Both SpaceX and Boeing are planning to send astronauts to the International Space Station (ISS) within the next few months.
Last weekend, SpaceX launched its Dragon capsule to the ISS in preparation of the upcoming manned mission. First taking off in December 2010 with its maiden flight, the Dragon is a reusable pod-like spacecraft developed by the private aerospace manufacturing company SpaceX. It’s launched using SpaceX’s Falcon 9 rocket vehicle, which uses a two-stage approach to enter orbit. What’s truly unique — as well as remarkable — about the Dragon, however, is that it’s reusable. SpaceX says that by reusing the capsule, it can costs, thereby allowing the company to send payloads into the orbit at a lower cost than its competitors.
Up until now, SpaceX has only sent payloads consisting of equipment and supplies to the ISS; it hasn’t sent astronauts. That’s about to change, however, as both SpaceX as well as Boeing and planning to send a manned crew to the ISS. While some experts have been skeptical of whether SpaceX can achieve this goal, the company has demonstrated its ability to successful launch payloads into orbit in the past. Most recently, on March 2, SpaceX launched an unmanned Crew Dragon capsule to the ISS from its flagship launch pad at Cape Canaveral, Florida.

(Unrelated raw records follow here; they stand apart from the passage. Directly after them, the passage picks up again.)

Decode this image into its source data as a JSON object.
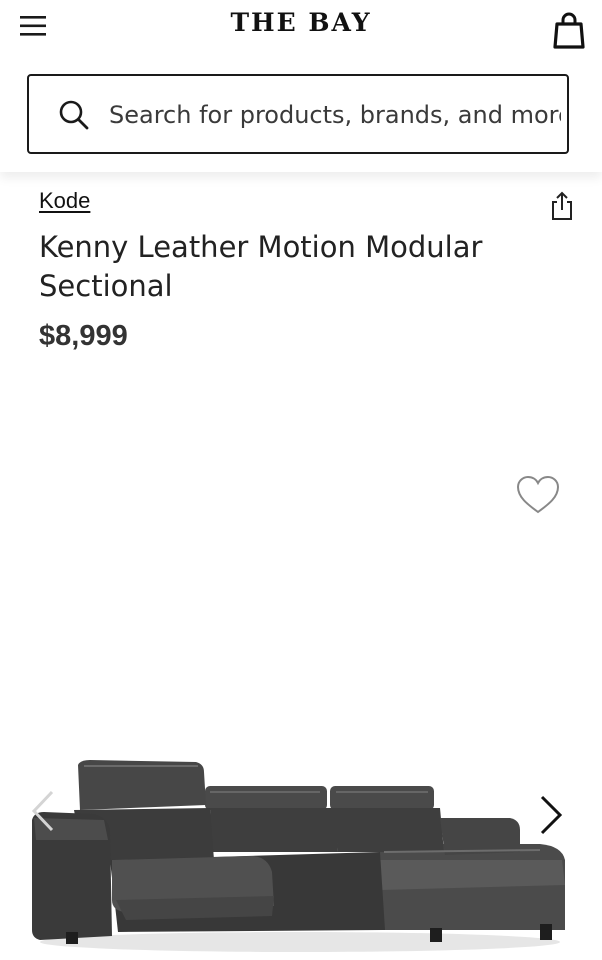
{
  "header": {
    "logo": "THE BAY",
    "menu_icon": "hamburger-icon",
    "bag_icon": "shopping-bag-icon"
  },
  "search": {
    "placeholder": "Search for products, brands, and more",
    "icon": "search-icon"
  },
  "product": {
    "brand": "Kode",
    "title": "Kenny Leather Motion Modular Sectional",
    "price": "$8,999",
    "share_icon": "share-icon",
    "wishlist_icon": "heart-icon"
  },
  "gallery": {
    "image_subject": "dark grey leather sectional sofa",
    "prev_icon": "chevron-left-icon",
    "next_icon": "chevron-right-icon"
  }
}
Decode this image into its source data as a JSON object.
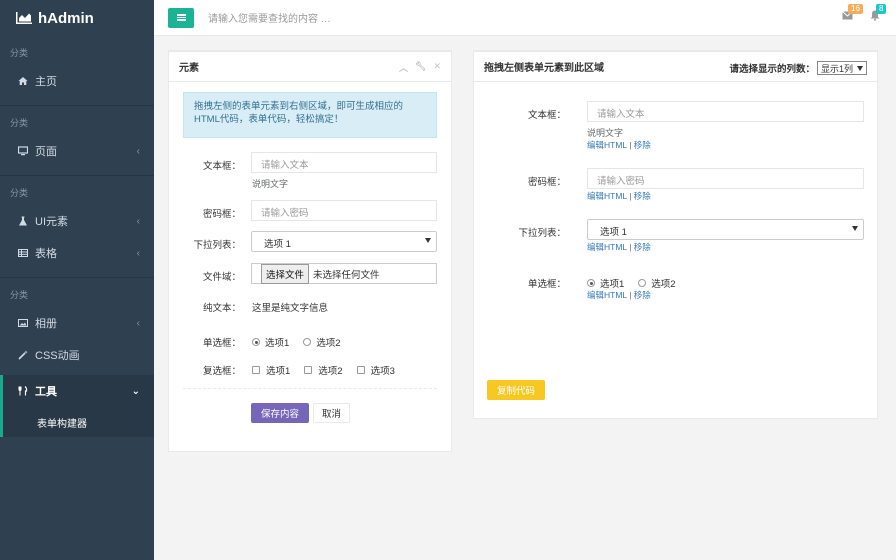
{
  "sidebar": {
    "brand": "hAdmin",
    "category1": "分类",
    "home": "主页",
    "category2": "分类",
    "pages": "页面",
    "category3": "分类",
    "ui": "UI元素",
    "table": "表格",
    "category4": "分类",
    "album": "相册",
    "css_anim": "CSS动画",
    "tools": "工具",
    "form_builder": "表单构建器"
  },
  "header": {
    "search_placeholder": "请输入您需要查找的内容 …",
    "mail_count": "16",
    "bell_count": "8"
  },
  "left_panel": {
    "title": "元素",
    "alert": "拖拽左侧的表单元素到右侧区域，即可生成相应的HTML代码，表单代码，轻松搞定！",
    "text_label": "文本框：",
    "text_placeholder": "请输入文本",
    "text_help": "说明文字",
    "password_label": "密码框：",
    "password_placeholder": "请输入密码",
    "select_label": "下拉列表：",
    "select_value": "选项 1",
    "file_label": "文件域：",
    "file_button": "选择文件",
    "file_status": "未选择任何文件",
    "static_label": "纯文本：",
    "static_text": "这里是纯文字信息",
    "radio_label": "单选框：",
    "radio_options": [
      "选项1",
      "选项2"
    ],
    "checkbox_label": "复选框：",
    "checkbox_options": [
      "选项1",
      "选项2",
      "选项3"
    ],
    "save_button": "保存内容",
    "cancel_button": "取消"
  },
  "right_panel": {
    "title": "拖拽左侧表单元素到此区域",
    "column_label": "请选择显示的列数：",
    "column_value": "显示1列",
    "text_label": "文本框：",
    "text_placeholder": "请输入文本",
    "text_help": "说明文字",
    "password_label": "密码框：",
    "password_placeholder": "请输入密码",
    "select_label": "下拉列表：",
    "select_value": "选项 1",
    "radio_label": "单选框：",
    "radio_options": [
      "选项1",
      "选项2"
    ],
    "edit_html": "编辑HTML",
    "link_sep": "|",
    "remove": "移除",
    "copy_button": "复制代码"
  },
  "colors": {
    "sidebar_bg": "#2f4050",
    "accent": "#1ab394",
    "primary_button": "#7666b8",
    "copy_button": "#f8c822"
  }
}
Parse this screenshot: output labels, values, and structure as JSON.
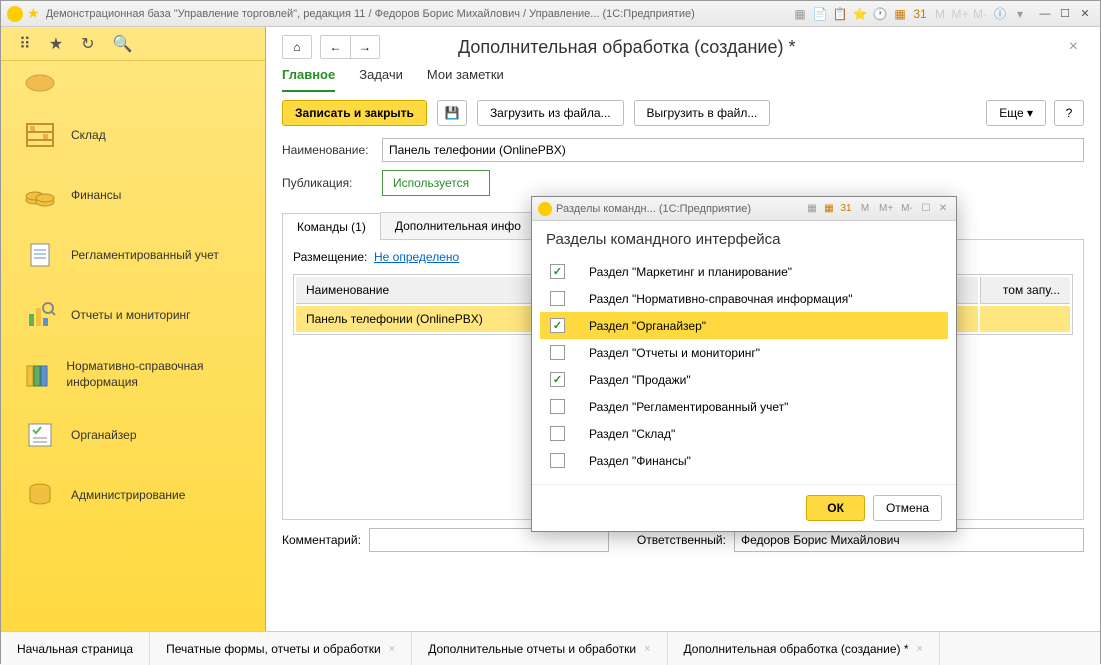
{
  "titlebar": {
    "text": "Демонстрационная база \"Управление торговлей\", редакция 11 / Федоров Борис Михайлович / Управление...   (1С:Предприятие)"
  },
  "sidebar": {
    "items": [
      {
        "label": ""
      },
      {
        "label": "Склад"
      },
      {
        "label": "Финансы"
      },
      {
        "label": "Регламентированный учет"
      },
      {
        "label": "Отчеты и мониторинг"
      },
      {
        "label": "Нормативно-справочная информация"
      },
      {
        "label": "Органайзер"
      },
      {
        "label": "Администрирование"
      }
    ]
  },
  "page": {
    "title": "Дополнительная обработка (создание) *",
    "tabs": {
      "main": "Главное",
      "tasks": "Задачи",
      "notes": "Мои заметки"
    },
    "toolbar": {
      "save_close": "Записать и закрыть",
      "load": "Загрузить из файла...",
      "export": "Выгрузить в файл...",
      "more": "Еще",
      "help": "?"
    },
    "form": {
      "name_label": "Наименование:",
      "name_value": "Панель телефонии (OnlinePBX)",
      "pub_label": "Публикация:",
      "pub_value": "Используется"
    },
    "inner_tabs": {
      "commands": "Команды (1)",
      "info": "Дополнительная инфо"
    },
    "placement": {
      "label": "Размещение:",
      "link": "Не определено"
    },
    "table": {
      "col1": "Наименование",
      "col2_suffix": "том запу...",
      "row1": "Панель телефонии (OnlinePBX)"
    },
    "comment": {
      "label": "Комментарий:",
      "resp_label": "Ответственный:",
      "resp_value": "Федоров Борис Михайлович"
    }
  },
  "bottom_tabs": {
    "t1": "Начальная страница",
    "t2": "Печатные формы, отчеты и обработки",
    "t3": "Дополнительные отчеты и обработки",
    "t4": "Дополнительная обработка (создание) *"
  },
  "modal": {
    "titlebar": "Разделы командн...   (1С:Предприятие)",
    "header": "Разделы командного интерфейса",
    "items": [
      {
        "checked": true,
        "label": "Раздел \"Маркетинг и планирование\""
      },
      {
        "checked": false,
        "label": "Раздел \"Нормативно-справочная информация\""
      },
      {
        "checked": true,
        "label": "Раздел \"Органайзер\"",
        "selected": true
      },
      {
        "checked": false,
        "label": "Раздел \"Отчеты и мониторинг\""
      },
      {
        "checked": true,
        "label": "Раздел \"Продажи\""
      },
      {
        "checked": false,
        "label": "Раздел \"Регламентированный учет\""
      },
      {
        "checked": false,
        "label": "Раздел \"Склад\""
      },
      {
        "checked": false,
        "label": "Раздел \"Финансы\""
      }
    ],
    "ok": "ОК",
    "cancel": "Отмена",
    "mem": {
      "m": "M",
      "mplus": "M+",
      "mminus": "M-"
    }
  }
}
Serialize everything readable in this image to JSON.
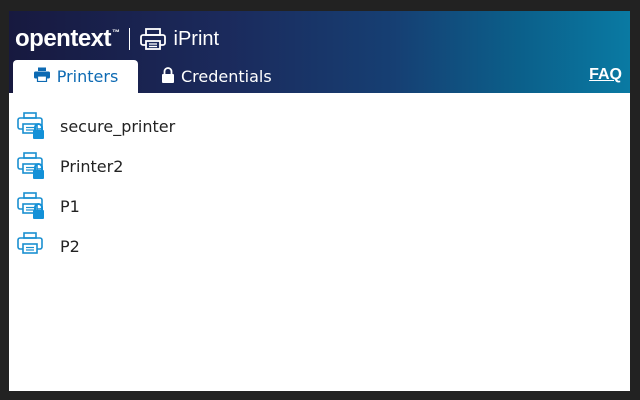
{
  "header": {
    "brand": "opentext",
    "trademark": "™",
    "app_name": "iPrint",
    "app_icon": "printer-icon",
    "faq_label": "FAQ"
  },
  "tabs": [
    {
      "label": "Printers",
      "icon": "printer-icon",
      "active": true
    },
    {
      "label": "Credentials",
      "icon": "lock-icon",
      "active": false
    }
  ],
  "printers": [
    {
      "name": "secure_printer",
      "icon": "secure-printer-icon",
      "secure": true
    },
    {
      "name": "Printer2",
      "icon": "secure-printer-icon",
      "secure": true
    },
    {
      "name": "P1",
      "icon": "secure-printer-icon",
      "secure": true
    },
    {
      "name": "P2",
      "icon": "printer-icon",
      "secure": false
    }
  ],
  "colors": {
    "header_dark": "#17193f",
    "header_light": "#0a7aa3",
    "accent": "#0d6ab3",
    "icon_blue": "#1a8fd0",
    "lock_blue": "#1391d8"
  }
}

Shortly after SpaceX announced the successful launch of its Crew Dragon last week, Boeing CEO Dennis Muilenburg tweeted the following:
“Congratulations to @SpaceX on the launch of its first @Commercial_Crew Dragon. Human spaceflight is incredibly challenging, and we look forward to working together with @NASA and all its partners to keep the @Space_Station fully crewed for years to come.”
SpaceX says that based on its current timeline, it should be able to launch the manned Dragon capsule to the ISS in July.
So, when is Boeing planning to launch its manned capsule? While Boeing hasn’t officially announced a launch date, reports suggest the aerospace manufacturing giant may perform the launch either in the late July or early August.
As SpaceX and Boeing both compete to send their respective crews to the ISS, the two companies are spurring a newfound interest in space exploration and research. NASA, for example, could hire SpaceX and/or Boeing to send American astronauts to the ISS. NASA has currently been relying on Russia to ferry astronauts to and from the ISS. If SpaceX and Boeing are successful, however, NASA could choose one of these private aerospace companies instead.